Work item: Each entry that follows is to be duplicated exactly, without its images.

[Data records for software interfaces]
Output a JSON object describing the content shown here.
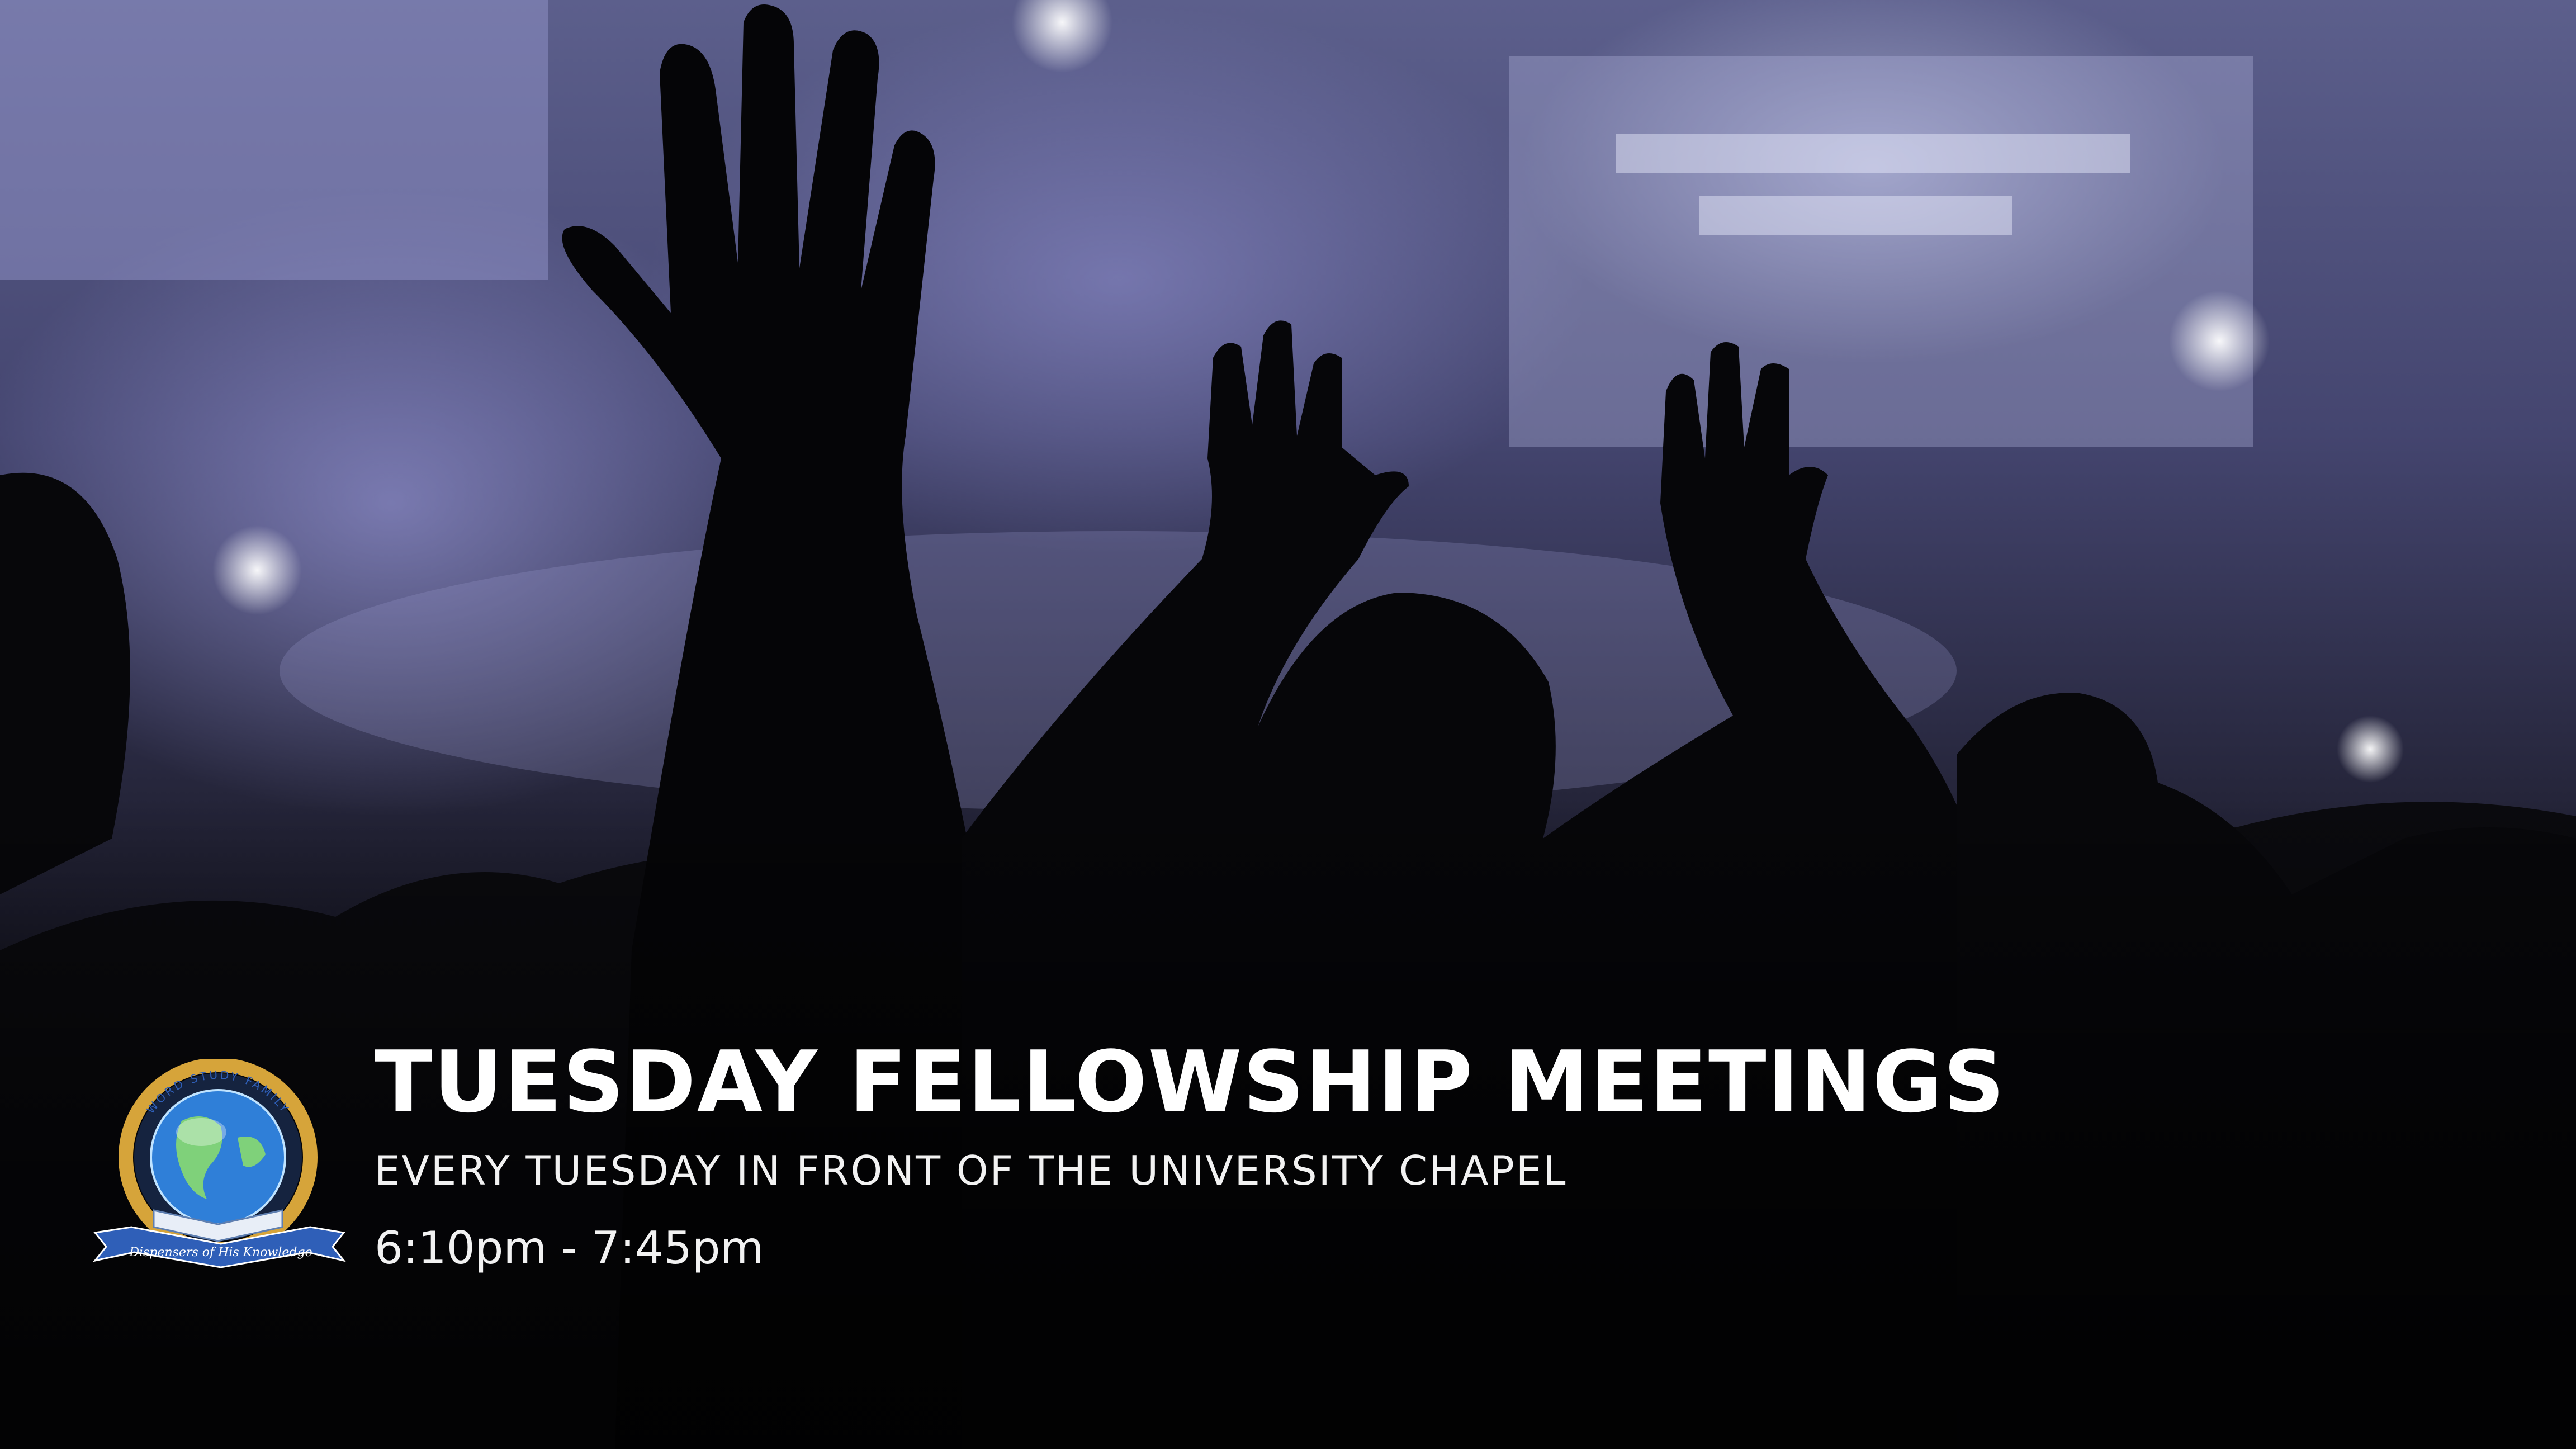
{
  "event": {
    "title": "TUESDAY FELLOWSHIP MEETINGS",
    "location": "EVERY TUESDAY  IN FRONT OF THE UNIVERSITY CHAPEL",
    "time": "6:10pm - 7:45pm"
  },
  "logo": {
    "arc_text": "WORD STUDY FAMILY",
    "ribbon_text": "Dispensers of His Knowledge",
    "icon": "globe-icon"
  },
  "colors": {
    "stage_light": "#c9cbf2",
    "text": "#ffffff",
    "logo_gold": "#d6a43a",
    "logo_blue": "#2f5fb8"
  }
}
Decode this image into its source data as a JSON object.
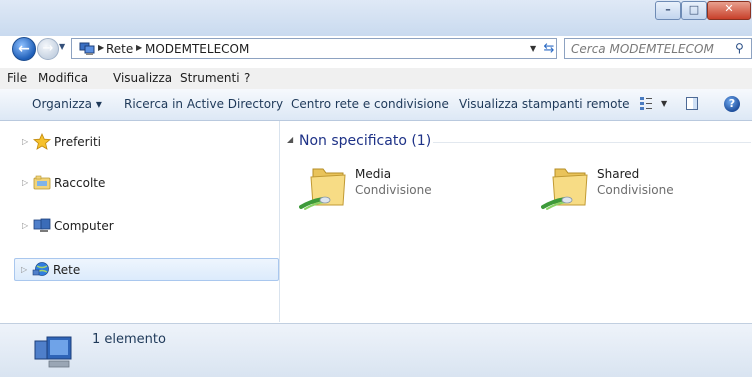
{
  "address": {
    "breadcrumbs": [
      "Rete",
      "MODEMTELECOM"
    ],
    "search_placeholder": "Cerca MODEMTELECOM"
  },
  "menubar": {
    "items": [
      "File",
      "Modifica",
      "Visualizza",
      "Strumenti",
      "?"
    ]
  },
  "commandbar": {
    "organize": "Organizza ▾",
    "search_ad": "Ricerca in Active Directory",
    "network_center": "Centro rete e condivisione",
    "remote_printers": "Visualizza stampanti remote"
  },
  "navpane": {
    "items": [
      {
        "label": "Preferiti",
        "icon": "star-icon"
      },
      {
        "label": "Raccolte",
        "icon": "libraries-icon"
      },
      {
        "label": "Computer",
        "icon": "computer-icon"
      },
      {
        "label": "Rete",
        "icon": "network-icon",
        "selected": true
      }
    ]
  },
  "content": {
    "group_title": "Non specificato (1)",
    "shares": [
      {
        "name": "Media",
        "type": "Condivisione"
      },
      {
        "name": "Shared",
        "type": "Condivisione"
      }
    ]
  },
  "statusbar": {
    "text": "1 elemento"
  },
  "colors": {
    "accent": "#1e3287",
    "selection": "#dcebfc"
  }
}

Reply to the exercise:
Output a JSON object describing the content shown here.
{
  "event": {
    "title": "TUESDAY FELLOWSHIP MEETINGS",
    "location": "EVERY TUESDAY  IN FRONT OF THE UNIVERSITY CHAPEL",
    "time": "6:10pm - 7:45pm"
  },
  "logo": {
    "arc_text": "WORD STUDY FAMILY",
    "ribbon_text": "Dispensers of His Knowledge",
    "icon": "globe-icon"
  },
  "colors": {
    "stage_light": "#c9cbf2",
    "text": "#ffffff",
    "logo_gold": "#d6a43a",
    "logo_blue": "#2f5fb8"
  }
}
Decode this image into its source data as a JSON object.
{
  "address": {
    "breadcrumbs": [
      "Rete",
      "MODEMTELECOM"
    ],
    "search_placeholder": "Cerca MODEMTELECOM"
  },
  "menubar": {
    "items": [
      "File",
      "Modifica",
      "Visualizza",
      "Strumenti",
      "?"
    ]
  },
  "commandbar": {
    "organize": "Organizza ▾",
    "search_ad": "Ricerca in Active Directory",
    "network_center": "Centro rete e condivisione",
    "remote_printers": "Visualizza stampanti remote"
  },
  "navpane": {
    "items": [
      {
        "label": "Preferiti",
        "icon": "star-icon"
      },
      {
        "label": "Raccolte",
        "icon": "libraries-icon"
      },
      {
        "label": "Computer",
        "icon": "computer-icon"
      },
      {
        "label": "Rete",
        "icon": "network-icon",
        "selected": true
      }
    ]
  },
  "content": {
    "group_title": "Non specificato (1)",
    "shares": [
      {
        "name": "Media",
        "type": "Condivisione"
      },
      {
        "name": "Shared",
        "type": "Condivisione"
      }
    ]
  },
  "statusbar": {
    "text": "1 elemento"
  },
  "colors": {
    "accent": "#1e3287",
    "selection": "#dcebfc"
  }
}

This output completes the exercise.